NOTE: In the RP, we follow the territoriality theory in general; exception: Article 2, RPC, stresses the
protective theory

The locus delicti of certain crimes

1 Frustrated an consummated, homicide, murder, Where the victim was injured (not where the
infanticide & parricide aggressor wielded his weapon)
2 Attempted homicide, etc. Where the intended victim was (not where the
aggressor was situated) so long as the weapon or
the bullet either touched him or fell inside the
territory where he was
3 Bigamy Where the illegal marriage was performed
4 Theft & robbery Where the property was unlawfully taken from the
victim (not the place to which the criminal went
after the commission of the crime)

5 Estafa or swindling thru false representation Where the object of the crime was received (not
where the false representations were made)
6 Conspiracy to commit treason, rebellion, or Where the conspiracy was formed (not where the
seditionNOTE: Other conspiracies are NOT overt act of treason, rebellion or sedition was
penalized by our laws committed)
7 Libel Where published or circulated
8 Continuing crime Any place where the offense begins, exists or
9 Complex crime Any place where any of the essential elements of the
crime took place

Rules on Juridical Persons


Powers and liabilities General rule: the law of the place of

1. For constitutional purposes even of the

corporation was incorporated in the RP, it is
nor deemed a Filipino corporation &
therefore cant acquire land, exploit our
natural resources, 7 operate public utilities
unless 60% of capital if Filipino owned
2. For wartime purposes we pierce the
corporation veil & go to the nationality of
the controlling stockholders to determine if
the corporation is an enemy (CONTROL

Formation of the corporation (requisites); kind of Law of the place of incorporation

stocks, transfer of stocks to bind the corporation,
issuance, amount & legality & dividends, powers
& duties of members, stockholders and officers
Validity of corporate acts & contracts (including Law of the place of incorporation & law of the
ultra vires acts) place of performance (the act or contract must be
authorized by BOTH laws)
Right to sue & amenability to court processes & Lex fori
suits against it
Manner & effect of dissolution Law of the place of incorporation provided that the
public policy of the forum is not militated against
Domicile If not fixed by the law creating or recognizing the
corporation or by any other provision the
domicile is where it is legal representation is
established or where it exercises its principal
functions (Article. 15)
Receivers (appointment & powers) Principal receiver is appointed by the courts of the
state of incorporation; ancillary receivers, by the
courts of any state where the corporation has assets
(authority is CO-EXTENSIVE) w/ the authority of
the appointing court
NOTE: Theories on the personal and/or governing law of corporations:

1. Law of the place of incorporation (this is generally the RP rule)

2. Law of the place or center of management (center for administration or siege social) (center office
3. Law of the place of exploitation (exploitation centre or siege d exploitation)

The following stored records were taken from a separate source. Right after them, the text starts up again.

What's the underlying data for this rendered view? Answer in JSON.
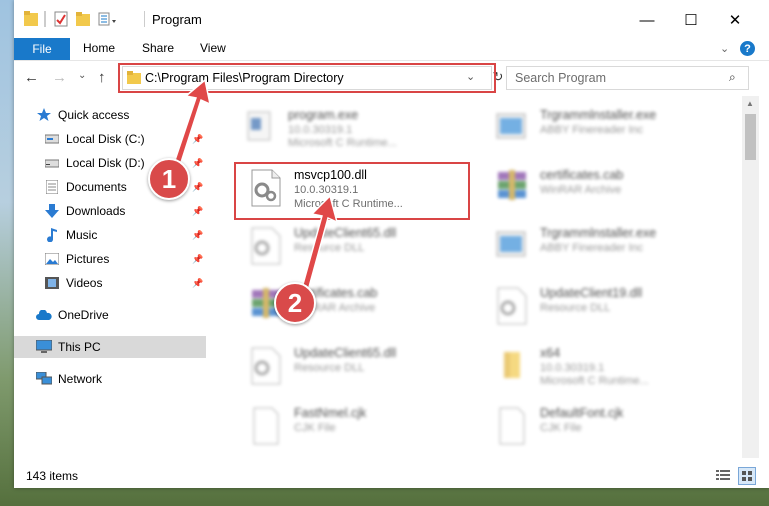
{
  "window": {
    "title": "Program",
    "controls": {
      "minimize": "—",
      "maximize": "☐",
      "close": "✕"
    }
  },
  "ribbon": {
    "file": "File",
    "tabs": [
      "Home",
      "Share",
      "View"
    ]
  },
  "address": {
    "path": "C:\\Program Files\\Program Directory"
  },
  "search": {
    "placeholder": "Search Program"
  },
  "sidebar": {
    "items": [
      {
        "label": "Quick access",
        "icon": "star-icon",
        "pinned": false
      },
      {
        "label": "Local Disk (C:)",
        "icon": "drive-icon",
        "pinned": true
      },
      {
        "label": "Local Disk (D:)",
        "icon": "drive-icon",
        "pinned": true
      },
      {
        "label": "Documents",
        "icon": "documents-icon",
        "pinned": true
      },
      {
        "label": "Downloads",
        "icon": "downloads-icon",
        "pinned": true
      },
      {
        "label": "Music",
        "icon": "music-icon",
        "pinned": true
      },
      {
        "label": "Pictures",
        "icon": "pictures-icon",
        "pinned": true
      },
      {
        "label": "Videos",
        "icon": "videos-icon",
        "pinned": true
      },
      {
        "label": "OneDrive",
        "icon": "cloud-icon",
        "pinned": false
      },
      {
        "label": "This PC",
        "icon": "computer-icon",
        "pinned": false,
        "selected": true
      },
      {
        "label": "Network",
        "icon": "network-icon",
        "pinned": false
      }
    ]
  },
  "files": [
    {
      "name": "program.exe",
      "line1": "10.0.30319.1",
      "line2": "Microsoft C Runtime...",
      "icon": "exe-icon"
    },
    {
      "name": "Trgrammlnstaller.exe",
      "line1": "ABBY Finereader Inc",
      "line2": "",
      "icon": "installer-icon"
    },
    {
      "name": "msvcp100.dll",
      "line1": "10.0.30319.1",
      "line2": "Microsoft C Runtime...",
      "icon": "dll-icon"
    },
    {
      "name": "certificates.cab",
      "line1": "WinRAR Archive",
      "line2": "",
      "icon": "archive-icon"
    },
    {
      "name": "UpdateClient65.dll",
      "line1": "Resource DLL",
      "line2": "",
      "icon": "dll-icon"
    },
    {
      "name": "Trgrammlnstaller.exe",
      "line1": "ABBY Finereader Inc",
      "line2": "",
      "icon": "installer-icon"
    },
    {
      "name": "certificates.cab",
      "line1": "WinRAR Archive",
      "line2": "",
      "icon": "archive-icon"
    },
    {
      "name": "UpdateClient19.dll",
      "line1": "Resource DLL",
      "line2": "",
      "icon": "dll-icon"
    },
    {
      "name": "UpdateClient65.dll",
      "line1": "Resource DLL",
      "line2": "",
      "icon": "dll-icon"
    },
    {
      "name": "x64",
      "line1": "10.0.30319.1",
      "line2": "Microsoft C Runtime...",
      "icon": "folder-icon"
    },
    {
      "name": "FastNmel.cjk",
      "line1": "CJK File",
      "line2": "",
      "icon": "file-icon"
    },
    {
      "name": "DefaultFont.cjk",
      "line1": "CJK File",
      "line2": "",
      "icon": "file-icon"
    }
  ],
  "status": {
    "count": "143 items"
  },
  "annotations": {
    "step1": "1",
    "step2": "2"
  },
  "colors": {
    "accent": "#1979ca",
    "highlight": "#d94545",
    "badge": "#d94a4a",
    "selection": "#d9d9d9"
  }
}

The existence or non-existence of legal personality The personal law of the partnership, i.e., the law of
of the firm; the capacity to contract; liability of the the place where it was created (Article 15 of the
firm & the partners to 3rd persons Code of Commerce) (Subject to the exceptions
given above as in the case of corps.)
Creation of branches in the RP; validity & effect of RP law (law of the place where branches were
the branches commercial transaction; & the created) (Article 15, Code of Commerce)
jurisdiction of the court
Dissolution, winding up, & termination of branches RP law (Article 15, Code of Commerce)
in the RP
Domicile If not fixed by the law creating or recognizing the
partnership or by any other provision the
domicile is where it is legal representation is
established or where it exercises its principal
functions (Article. 15)
Receivers RP law insofar as the assets in the RP are
concerned can be exercised as such only in the RP
Foundations (combination of capital independent of Personal law of the foundation (place of principal
individuals, usually not for profit) center of administration)